     As the Hurricane of 1900, as it was later called, made its way to Texas, there were few citizens who actually believed the warnings that a storm was on its way. Newer technology seemed unreliable, and some citizens put all their faith into the structure of the homes they had built, claiming that the better houses could withstand any storm. Of all the excuses for not seeking shelter, the greatest excuse derived from the idea that it was physically impossible for hurricanes to reach Texas. Basing their thoughts on prior knowledge, many believed that hurricanes could only travel northeast. The Hurricane of 1900 suddenly changed courses and traveled northwest, causing much disbelief as to whether Galveston would really receive the impact of the storm. 

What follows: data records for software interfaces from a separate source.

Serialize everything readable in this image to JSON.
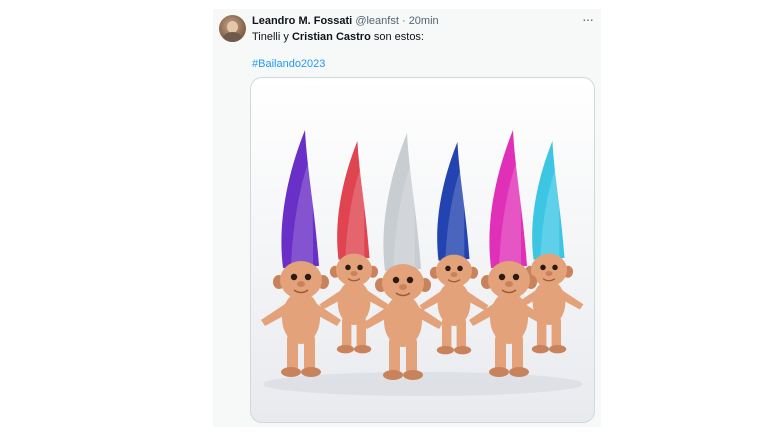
{
  "tweet": {
    "author_name": "Leandro M. Fossati",
    "handle": "@leanfst",
    "separator": "·",
    "time": "20min",
    "more_icon": "more-horizontal-icon",
    "text_before": "Tinelli y ",
    "text_bold": "Cristian Castro",
    "text_after": " son estos:",
    "hashtag": "#Bailando2023",
    "avatar_icon": "user-avatar",
    "media_trolls": [
      {
        "hair_color": "#6a2fc6",
        "row": "front"
      },
      {
        "hair_color": "#e04450",
        "row": "back"
      },
      {
        "hair_color": "#c8cdd2",
        "row": "front"
      },
      {
        "hair_color": "#2344b0",
        "row": "back"
      },
      {
        "hair_color": "#e030b8",
        "row": "front"
      },
      {
        "hair_color": "#3cc6e4",
        "row": "back"
      }
    ],
    "colors": {
      "text": "#0f1419",
      "secondary": "#536471",
      "link": "#1d9bf0",
      "card_bg": "#f7f9f9"
    }
  }
}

     The St. Mary's Orphanage, located on the coast of Galveston Island, housed 90 children and 10 women at the time of the storm. The orphanage was first located inside the St. Mary's Infirmary, also located in Galveston, which opened in 1867 by the Sisters. Many children were orphaned due to the Yellow Fever, and a few years later, the Sisters moved the orphanage from inside the hospital to its new location three miles away on the beach; this location seemed promising as it was a good distance away from the city, and the Yellow Fever.1 The orphanage was one of the first structures to be hit when the storm made landfall. As it became evident that a storm was approaching, the sisters who ran the orphanage prepared for the damage. All of the children were moved into the girls' complex because it was newer and more likely to withstand the water. "The sisters cut the clothesline rope into sections and used it to tie the children to the cinctures which they wore around their waists. Each Sister tied to herself between six to eight children...some of the older children climbed onto the roof of the orphanage."3. Unaware of the absolute severity of the storm, the sisters believed they could help keep everyone together by tying the children to themselves. Once the water reached the orphanage, the clothesline prevented anyone from escaping. What the sisters thought was an escape tactic really caused the deaths of the orphanage children. They were later found on the beach, having all drowned to death from being tied together. Only three older children escaped, due to having climbed onto the roof. 

     The Hurricane of 1900 was deemed the deadliest hurricane the United States has ever witnessed; although the storm was strong, the casualties were so high because of careless mistakes and neglect to warnings. The hurricane resulted in so many casualties, Galveston eventually raised the city to prevent future damage, and filled in the raised section with concrete to ensure that dead bodies could never resurface; it served as a graveyard for those who died. Today, the site of the St. Mary's Orphanage, which sits on 69th Street and Seawall Boulevard, faces a Walmart Supercenter. The site of the orphanage received this marker on September 8, 1994.

1. Galveston County Daily News. The Sister's of Charity Orphanage. The 1900 Storm: Galveston Island, Texas. City of Galveston 1900 Storm Committee. 2014. Accessed November 14, 2017. www.1900storm.com/orphanage.html.

2. Galveston Texas Profile. City-Data. Advameg, Inc. 2017. Accessed November 14, 2017.
www.city-data.com/city/Galveston-Texas.html.

3. Original Site of the St. Mary's Orphan Asylum. Waymarking. May 27, 2007. Accessed November 14, 2017. Retrieved from 
www.waymarking.com/waymarks/WM1KGA_Original_Site_of_St_Marys_Orphan_Asylum.